The gift shop on the lower level of the Squamish Lil'wat Cultural Centre (SLCC) is overflowing — in recent years art and merchandise displays have spilled into the cafeteria area.
There are original West Coast Indigenous bas-relief carvings of animals and spirits, and other traditional First Nations artworks such as basketry and masks, alongside manufactured items such as clothing, glassware, pottery, household items, and jewelry.
Kimberley Stanger, the manager of operations at the SLCC, says business is booming.
"It reflects the demand from visitors," she says.
"We know those who come, particularly in the summer, are interested in small souvenir items that they can tuck into their suitcases."
Whistler's public home for the Squamish and Lil'wat Nations, mornings at the SLCC have been very busy this summer.
Travel trade to Whistler has made it a major stop-off, with busloads of foreign visitors coming up the Sea to Sky Highway from April to September. Four busses fill the SLCC parking lot on the day of my visit.
Tourists arrive as early as 7 a.m. for a breakfast, then take a tour led by an SLCC cultural ambassador, who can come from either local First Nation.
"We literally have hundreds of buses coming for breakfast throughout the summer," Stanger says.
"There is a big demand. The busier we are for different cultural delivery experiences, the better the gift shop does."
"We get hundreds of people in the gift shop so we took advantage of the café space by moving retail out here."
The SLCC has a three-tiered approach to accepting Indigenous art or manufactured goods to support artists and confirm authenticity: there are the handcrafted pieces by First Nations' artists; objects designed by Indigenous artists that are manufactured elsewhere; and items that are designed by Indigenous artists for non-native companies for which they receive royalties and have say over how the design is used.
Companies that mimic or appropriate Indigenous art are rejected — Stanger says there are plenty out there.
Along with the large selection of original art available by B.C. artists, other Indigenous communities from around Canada are represented, including the Inuit and Dene.
Original pieces are sold on consignment, a concession to the limited budget of the non-profit SLCC, but this is changing, Stanger says, with more pieces being purchased directly from the artist and placed for resale in the shop.
Stanger says First Nations' artists also hold day residencies at the SLCC, working on their art in public in the Great Hall, often selling pieces to the visitors who have watched them at work.
This includes carver Qawam (Redmond Andrews) of the Lil'wat, who works both as a cultural ambassador and as an artist. Stanger says that the work he carves is often sold before he can get it downstairs to the gift shop.
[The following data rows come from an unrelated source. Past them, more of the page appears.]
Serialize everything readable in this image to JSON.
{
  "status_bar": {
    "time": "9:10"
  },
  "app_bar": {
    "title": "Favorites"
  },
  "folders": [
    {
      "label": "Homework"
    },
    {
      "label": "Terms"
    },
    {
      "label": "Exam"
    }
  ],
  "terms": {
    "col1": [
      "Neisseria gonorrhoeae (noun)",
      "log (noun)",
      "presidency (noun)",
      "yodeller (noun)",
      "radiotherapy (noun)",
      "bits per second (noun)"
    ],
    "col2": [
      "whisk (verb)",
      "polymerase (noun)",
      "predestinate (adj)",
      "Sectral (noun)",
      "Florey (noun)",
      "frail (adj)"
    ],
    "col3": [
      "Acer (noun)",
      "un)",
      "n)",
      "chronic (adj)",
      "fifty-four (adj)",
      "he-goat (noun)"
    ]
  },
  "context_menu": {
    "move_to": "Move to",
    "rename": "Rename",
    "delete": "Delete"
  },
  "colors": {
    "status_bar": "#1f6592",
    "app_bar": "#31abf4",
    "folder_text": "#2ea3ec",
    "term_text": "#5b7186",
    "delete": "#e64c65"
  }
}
His talent runs in the family; his late father Bruce Edmonds carved the Lil'wat spindle whorl on display and the SLCC's cedar front doors.
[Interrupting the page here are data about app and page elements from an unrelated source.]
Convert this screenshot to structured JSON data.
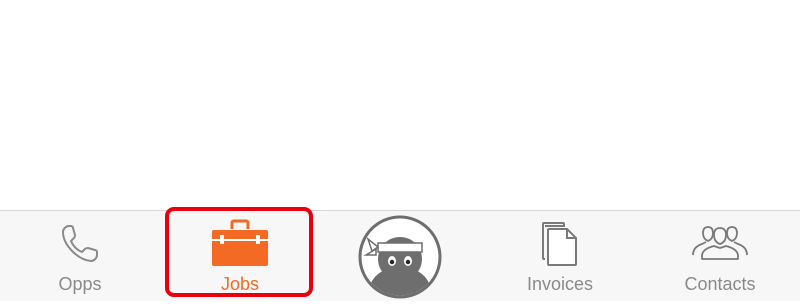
{
  "tabs": [
    {
      "id": "opps",
      "label": "Opps",
      "icon": "phone-icon"
    },
    {
      "id": "jobs",
      "label": "Jobs",
      "icon": "toolbox-icon",
      "active": true
    },
    {
      "id": "home",
      "label": "",
      "icon": "ninja-avatar-icon"
    },
    {
      "id": "invoices",
      "label": "Invoices",
      "icon": "documents-icon"
    },
    {
      "id": "contacts",
      "label": "Contacts",
      "icon": "people-icon"
    }
  ],
  "colors": {
    "accent": "#f26a24",
    "inactive": "#8a8a8a",
    "highlight": "#e8000d",
    "tab_bar_bg": "#f7f7f7"
  }
}
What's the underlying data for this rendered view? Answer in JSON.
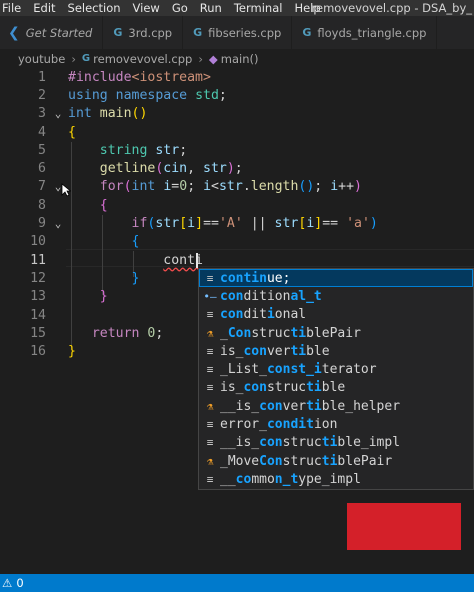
{
  "menubar": {
    "items": [
      "File",
      "Edit",
      "Selection",
      "View",
      "Go",
      "Run",
      "Terminal",
      "Help"
    ],
    "window_title": "removevovel.cpp - DSA_by_"
  },
  "tabs": [
    {
      "label": "Get Started",
      "icon": "vscode-icon"
    },
    {
      "label": "3rd.cpp",
      "icon": "cpp-file-icon"
    },
    {
      "label": "fibseries.cpp",
      "icon": "cpp-file-icon"
    },
    {
      "label": "floyds_triangle.cpp",
      "icon": "cpp-file-icon"
    }
  ],
  "breadcrumb": {
    "folder": "youtube",
    "file": "removevovel.cpp",
    "symbol": "main()"
  },
  "editor": {
    "line_numbers": [
      "1",
      "2",
      "3",
      "4",
      "5",
      "6",
      "7",
      "8",
      "9",
      "10",
      "11",
      "12",
      "13",
      "14",
      "15",
      "16"
    ],
    "active_line": "11",
    "typed_text": "conti"
  },
  "suggestions": [
    {
      "icon": "keyword-icon",
      "pre": "",
      "hl": "contin",
      "post": "ue;",
      "hl2": "",
      "post2": ""
    },
    {
      "icon": "type-icon",
      "pre": "",
      "hl": "con",
      "post": "dition",
      "hl2": "al_t",
      "post2": ""
    },
    {
      "icon": "text-icon",
      "pre": "",
      "hl": "con",
      "post": "dit",
      "hl2": "i",
      "post2": "onal"
    },
    {
      "icon": "class-icon",
      "pre": "_",
      "hl": "Con",
      "post": "struc",
      "hl2": "ti",
      "post2": "blePair"
    },
    {
      "icon": "text-icon",
      "pre": "is_",
      "hl": "con",
      "post": "ver",
      "hl2": "ti",
      "post2": "ble"
    },
    {
      "icon": "text-icon",
      "pre": "_List_",
      "hl": "const_i",
      "post": "terator",
      "hl2": "",
      "post2": ""
    },
    {
      "icon": "text-icon",
      "pre": "is_",
      "hl": "con",
      "post": "struc",
      "hl2": "ti",
      "post2": "ble"
    },
    {
      "icon": "class-icon",
      "pre": "__is_",
      "hl": "con",
      "post": "ver",
      "hl2": "ti",
      "post2": "ble_helper"
    },
    {
      "icon": "text-icon",
      "pre": "error_",
      "hl": "cond",
      "post": "",
      "hl2": "it",
      "post2": "ion"
    },
    {
      "icon": "text-icon",
      "pre": "__is_",
      "hl": "con",
      "post": "struc",
      "hl2": "ti",
      "post2": "ble_impl"
    },
    {
      "icon": "class-icon",
      "pre": "_Move",
      "hl": "Con",
      "post": "struc",
      "hl2": "ti",
      "post2": "blePair"
    },
    {
      "icon": "text-icon",
      "pre": "__",
      "hl": "co",
      "post": "mmo",
      "hl2": "n_t",
      "post2": "ype_impl"
    }
  ],
  "statusbar": {
    "warnings": "0"
  },
  "colors": {
    "accent": "#007acc",
    "selected_suggestion": "#04395e",
    "red_box": "#d42029"
  }
}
For more information on the gift shop and programs, visit www.slcc.ca.